Republicans expanded their majority in the House of Delegates by at least four seats. Lt. Gov. Bill Bolling easily won reelection, and Fairfax Sen. Ken Cuccinelli II, one of the most socially conservative members of the Richmond legislature, will be the next attorney general.
McDonnell dominated among independent voters, while Deeds, 51, failed to re-create the coalition that last year helped Barack Obama become the first Democratic presidential candidate to capture Virginia in more than four decades. With turnout in a governor's race slumping below 40 percent for the first time in at least 40 years, Deeds fell well short of the margins Obama, Kaine and Warner amassed among black voters, young people and Northern Virginians. McDonnell won by a particularly wide margin in rural areas, which the Democrat had labeled "Deeds Country," hoping to outperform his Democratic predecessors from his base in the Shenandoah Valley's Bath County.
In the campaign's final days, Deeds made an explicit appeal to Obama voters that a vote for him was a vote in support of the president. But earlier, he had distanced himself from Obama's agenda, especially on health and energy policy.
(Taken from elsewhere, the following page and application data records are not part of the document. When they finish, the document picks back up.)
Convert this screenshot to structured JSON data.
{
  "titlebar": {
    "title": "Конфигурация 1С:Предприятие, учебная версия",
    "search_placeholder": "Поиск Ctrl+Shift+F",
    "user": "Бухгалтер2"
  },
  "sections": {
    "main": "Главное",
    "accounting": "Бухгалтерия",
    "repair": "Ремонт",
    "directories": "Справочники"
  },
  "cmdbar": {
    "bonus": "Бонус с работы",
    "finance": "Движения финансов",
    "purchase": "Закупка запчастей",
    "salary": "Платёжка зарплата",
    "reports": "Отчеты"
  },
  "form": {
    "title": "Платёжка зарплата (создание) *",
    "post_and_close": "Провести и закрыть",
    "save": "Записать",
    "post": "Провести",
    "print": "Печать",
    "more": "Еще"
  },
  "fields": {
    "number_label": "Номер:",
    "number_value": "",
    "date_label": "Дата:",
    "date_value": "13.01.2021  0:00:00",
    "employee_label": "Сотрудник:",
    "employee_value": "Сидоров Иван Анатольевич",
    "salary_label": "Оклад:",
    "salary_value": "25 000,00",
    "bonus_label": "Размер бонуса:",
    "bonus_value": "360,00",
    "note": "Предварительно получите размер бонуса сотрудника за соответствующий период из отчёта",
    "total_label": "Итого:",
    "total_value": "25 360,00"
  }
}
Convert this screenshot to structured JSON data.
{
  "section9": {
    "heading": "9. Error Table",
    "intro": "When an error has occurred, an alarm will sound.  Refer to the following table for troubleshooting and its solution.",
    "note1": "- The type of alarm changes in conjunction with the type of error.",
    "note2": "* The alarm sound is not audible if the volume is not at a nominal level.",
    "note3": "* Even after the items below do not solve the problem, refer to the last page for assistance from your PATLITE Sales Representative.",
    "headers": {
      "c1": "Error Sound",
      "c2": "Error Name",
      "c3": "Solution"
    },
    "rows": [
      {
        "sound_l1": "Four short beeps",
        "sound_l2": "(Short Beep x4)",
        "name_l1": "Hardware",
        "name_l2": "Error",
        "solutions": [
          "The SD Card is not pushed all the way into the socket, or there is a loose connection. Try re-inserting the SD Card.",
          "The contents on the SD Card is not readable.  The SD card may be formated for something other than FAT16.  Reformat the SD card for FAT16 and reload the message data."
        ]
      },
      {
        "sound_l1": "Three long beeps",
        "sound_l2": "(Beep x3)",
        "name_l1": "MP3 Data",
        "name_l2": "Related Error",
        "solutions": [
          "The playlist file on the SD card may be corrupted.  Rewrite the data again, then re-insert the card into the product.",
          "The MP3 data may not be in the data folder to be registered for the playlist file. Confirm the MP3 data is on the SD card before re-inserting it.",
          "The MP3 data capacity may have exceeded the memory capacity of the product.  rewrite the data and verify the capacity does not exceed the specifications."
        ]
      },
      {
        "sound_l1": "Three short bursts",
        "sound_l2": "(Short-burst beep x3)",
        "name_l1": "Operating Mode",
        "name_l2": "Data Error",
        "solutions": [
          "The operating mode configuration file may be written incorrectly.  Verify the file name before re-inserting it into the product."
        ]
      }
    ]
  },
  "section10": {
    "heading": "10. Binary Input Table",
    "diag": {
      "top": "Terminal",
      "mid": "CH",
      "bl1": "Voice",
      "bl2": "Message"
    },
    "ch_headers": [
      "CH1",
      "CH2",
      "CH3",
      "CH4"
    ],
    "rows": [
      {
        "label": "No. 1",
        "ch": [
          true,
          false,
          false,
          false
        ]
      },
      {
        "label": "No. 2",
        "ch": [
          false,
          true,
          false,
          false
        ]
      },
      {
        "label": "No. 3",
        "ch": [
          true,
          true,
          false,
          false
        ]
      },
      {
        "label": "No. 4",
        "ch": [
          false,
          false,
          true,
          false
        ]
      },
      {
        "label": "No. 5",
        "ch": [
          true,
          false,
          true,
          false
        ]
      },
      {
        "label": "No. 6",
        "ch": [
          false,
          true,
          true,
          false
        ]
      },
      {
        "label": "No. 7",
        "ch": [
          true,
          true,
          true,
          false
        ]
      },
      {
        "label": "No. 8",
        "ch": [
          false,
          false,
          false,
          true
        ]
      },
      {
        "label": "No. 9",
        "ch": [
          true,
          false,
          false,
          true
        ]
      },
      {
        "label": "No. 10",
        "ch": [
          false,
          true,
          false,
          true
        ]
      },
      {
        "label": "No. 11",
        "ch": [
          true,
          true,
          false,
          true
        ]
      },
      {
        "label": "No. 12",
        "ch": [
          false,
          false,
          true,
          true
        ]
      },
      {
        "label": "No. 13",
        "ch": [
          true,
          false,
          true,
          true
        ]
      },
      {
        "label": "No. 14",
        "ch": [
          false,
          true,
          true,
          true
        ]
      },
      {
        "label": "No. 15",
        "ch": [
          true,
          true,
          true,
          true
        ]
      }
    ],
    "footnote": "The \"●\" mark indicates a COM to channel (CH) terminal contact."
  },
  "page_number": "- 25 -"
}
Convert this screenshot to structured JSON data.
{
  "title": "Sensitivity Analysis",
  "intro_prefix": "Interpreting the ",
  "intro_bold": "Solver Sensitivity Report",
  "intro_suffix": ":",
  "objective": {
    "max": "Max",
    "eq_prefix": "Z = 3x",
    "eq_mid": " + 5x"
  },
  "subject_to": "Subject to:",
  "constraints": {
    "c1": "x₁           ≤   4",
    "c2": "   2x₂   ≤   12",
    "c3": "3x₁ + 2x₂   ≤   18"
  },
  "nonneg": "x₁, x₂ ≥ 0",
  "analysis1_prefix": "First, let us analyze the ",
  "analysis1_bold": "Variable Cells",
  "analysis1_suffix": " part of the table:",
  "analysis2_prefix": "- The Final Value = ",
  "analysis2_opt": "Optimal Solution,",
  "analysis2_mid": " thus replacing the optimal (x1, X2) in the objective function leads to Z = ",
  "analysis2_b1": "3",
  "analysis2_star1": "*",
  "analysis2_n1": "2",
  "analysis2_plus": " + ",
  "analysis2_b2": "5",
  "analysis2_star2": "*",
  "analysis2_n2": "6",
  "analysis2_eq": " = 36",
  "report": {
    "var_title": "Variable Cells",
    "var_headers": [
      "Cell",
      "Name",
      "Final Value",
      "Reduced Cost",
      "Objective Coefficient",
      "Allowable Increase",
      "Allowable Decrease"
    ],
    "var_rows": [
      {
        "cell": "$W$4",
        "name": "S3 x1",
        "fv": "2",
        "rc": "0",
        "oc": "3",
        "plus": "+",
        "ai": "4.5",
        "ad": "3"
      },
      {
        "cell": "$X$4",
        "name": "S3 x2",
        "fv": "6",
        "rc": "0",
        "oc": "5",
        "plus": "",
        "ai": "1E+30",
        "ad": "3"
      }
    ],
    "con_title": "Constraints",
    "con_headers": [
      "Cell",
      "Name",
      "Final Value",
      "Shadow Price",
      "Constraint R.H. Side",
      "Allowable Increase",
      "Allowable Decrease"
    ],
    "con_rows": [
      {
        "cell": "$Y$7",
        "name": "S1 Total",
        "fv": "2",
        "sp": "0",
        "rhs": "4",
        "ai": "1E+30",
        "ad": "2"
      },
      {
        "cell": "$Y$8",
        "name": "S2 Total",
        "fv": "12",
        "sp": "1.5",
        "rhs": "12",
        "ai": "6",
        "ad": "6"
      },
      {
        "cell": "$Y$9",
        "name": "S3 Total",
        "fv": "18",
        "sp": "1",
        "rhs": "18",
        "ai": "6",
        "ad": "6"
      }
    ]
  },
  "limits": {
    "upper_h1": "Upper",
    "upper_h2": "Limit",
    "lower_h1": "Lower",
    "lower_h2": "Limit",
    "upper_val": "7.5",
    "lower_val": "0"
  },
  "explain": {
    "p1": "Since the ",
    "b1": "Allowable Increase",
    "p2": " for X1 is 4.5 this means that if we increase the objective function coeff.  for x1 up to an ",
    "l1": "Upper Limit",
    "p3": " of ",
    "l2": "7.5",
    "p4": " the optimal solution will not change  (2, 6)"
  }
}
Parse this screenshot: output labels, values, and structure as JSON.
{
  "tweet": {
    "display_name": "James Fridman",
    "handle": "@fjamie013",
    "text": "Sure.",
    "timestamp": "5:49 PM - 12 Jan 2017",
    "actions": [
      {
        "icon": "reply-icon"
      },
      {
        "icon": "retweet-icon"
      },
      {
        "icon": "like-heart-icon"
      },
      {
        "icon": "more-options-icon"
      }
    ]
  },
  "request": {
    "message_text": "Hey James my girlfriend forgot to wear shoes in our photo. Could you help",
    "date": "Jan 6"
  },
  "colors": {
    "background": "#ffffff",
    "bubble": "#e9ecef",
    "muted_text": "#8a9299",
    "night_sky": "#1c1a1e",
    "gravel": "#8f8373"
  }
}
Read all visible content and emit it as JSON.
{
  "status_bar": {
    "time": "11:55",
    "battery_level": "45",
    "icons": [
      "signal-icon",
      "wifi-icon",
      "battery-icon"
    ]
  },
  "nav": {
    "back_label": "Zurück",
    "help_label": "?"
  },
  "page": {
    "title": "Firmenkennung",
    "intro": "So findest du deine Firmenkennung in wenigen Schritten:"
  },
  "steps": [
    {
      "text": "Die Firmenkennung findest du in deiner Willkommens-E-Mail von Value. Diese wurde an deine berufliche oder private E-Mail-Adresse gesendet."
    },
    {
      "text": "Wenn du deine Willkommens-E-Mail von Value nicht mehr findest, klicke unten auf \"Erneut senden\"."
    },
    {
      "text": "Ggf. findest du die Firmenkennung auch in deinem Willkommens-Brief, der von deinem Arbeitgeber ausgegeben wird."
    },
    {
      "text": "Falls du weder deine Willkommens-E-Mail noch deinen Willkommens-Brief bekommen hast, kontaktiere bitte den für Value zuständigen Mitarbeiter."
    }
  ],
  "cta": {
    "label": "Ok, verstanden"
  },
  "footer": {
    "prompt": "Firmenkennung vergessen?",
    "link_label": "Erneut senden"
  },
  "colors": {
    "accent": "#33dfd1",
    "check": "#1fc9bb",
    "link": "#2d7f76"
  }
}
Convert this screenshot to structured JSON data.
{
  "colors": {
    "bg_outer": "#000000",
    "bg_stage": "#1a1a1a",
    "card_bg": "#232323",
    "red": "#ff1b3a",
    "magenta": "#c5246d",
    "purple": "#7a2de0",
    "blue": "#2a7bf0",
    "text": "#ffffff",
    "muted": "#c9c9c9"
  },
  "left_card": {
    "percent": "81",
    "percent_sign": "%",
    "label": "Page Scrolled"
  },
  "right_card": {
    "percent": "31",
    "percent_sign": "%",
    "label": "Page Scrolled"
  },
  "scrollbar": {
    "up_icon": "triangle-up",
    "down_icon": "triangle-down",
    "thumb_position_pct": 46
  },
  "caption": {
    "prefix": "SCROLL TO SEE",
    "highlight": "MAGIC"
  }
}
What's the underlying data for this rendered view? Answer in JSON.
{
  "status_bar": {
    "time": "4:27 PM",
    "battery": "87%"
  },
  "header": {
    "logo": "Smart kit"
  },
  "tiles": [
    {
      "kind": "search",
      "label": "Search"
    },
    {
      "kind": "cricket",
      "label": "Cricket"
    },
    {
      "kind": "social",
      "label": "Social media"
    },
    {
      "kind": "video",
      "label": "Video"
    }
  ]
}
Inheriting many problems
The three Republicans inherit a government burdened by a severe budget crisis and a transportation network so underfunded that Virginia will soon lack the matching funds necessary to secure U.S. dollars for road construction. For Republicans to build beyond Tuesday's improved showing in Northern Virginia, McDonnell will have to prove that unlike past GOP administrations, he will deliver more resources to Virginia's most populous and affluent region.
At the Richmond Marriott, Republicans who have spent years watching Democrats win election after election roared with excitement as media outlets called the race for McDonnell about 8 p.m. "My promise to you as governor," McDonnell said, "is to strengthen the free-enterprise system, to create more jobs and opportunity so that every Virginian can use their God-given talents to pursue the American dream and liberty here in this great commonwealth."
The magnitude of the GOP sweep had many party leaders recalling the 1993 vote, which also followed the election of a Democratic president. That year, George Allen was elected governor, the leading edge of the Republican revolution that culminated in the party regaining control of Congress a year later. Republicans said Tuesday's wins restored Virginia to its natural political condition, arguing that recent Democratic victories reflectedwidespread anger at former President George W. Bush and the personal popularity of Obama and Warner.
"It's a Republican state. It has been, is now and will be," said Pat Mullins, chairman of the Republican Party of Virginia.
Democrats blamed their loss on the natural swing of the political pendulum and said demographic changes will help the party's fortunes over time. "I've been around a long time, and I know that there are cycles in politics like there are in anything in life," said Democratic Party Chairman Richard Cranwell.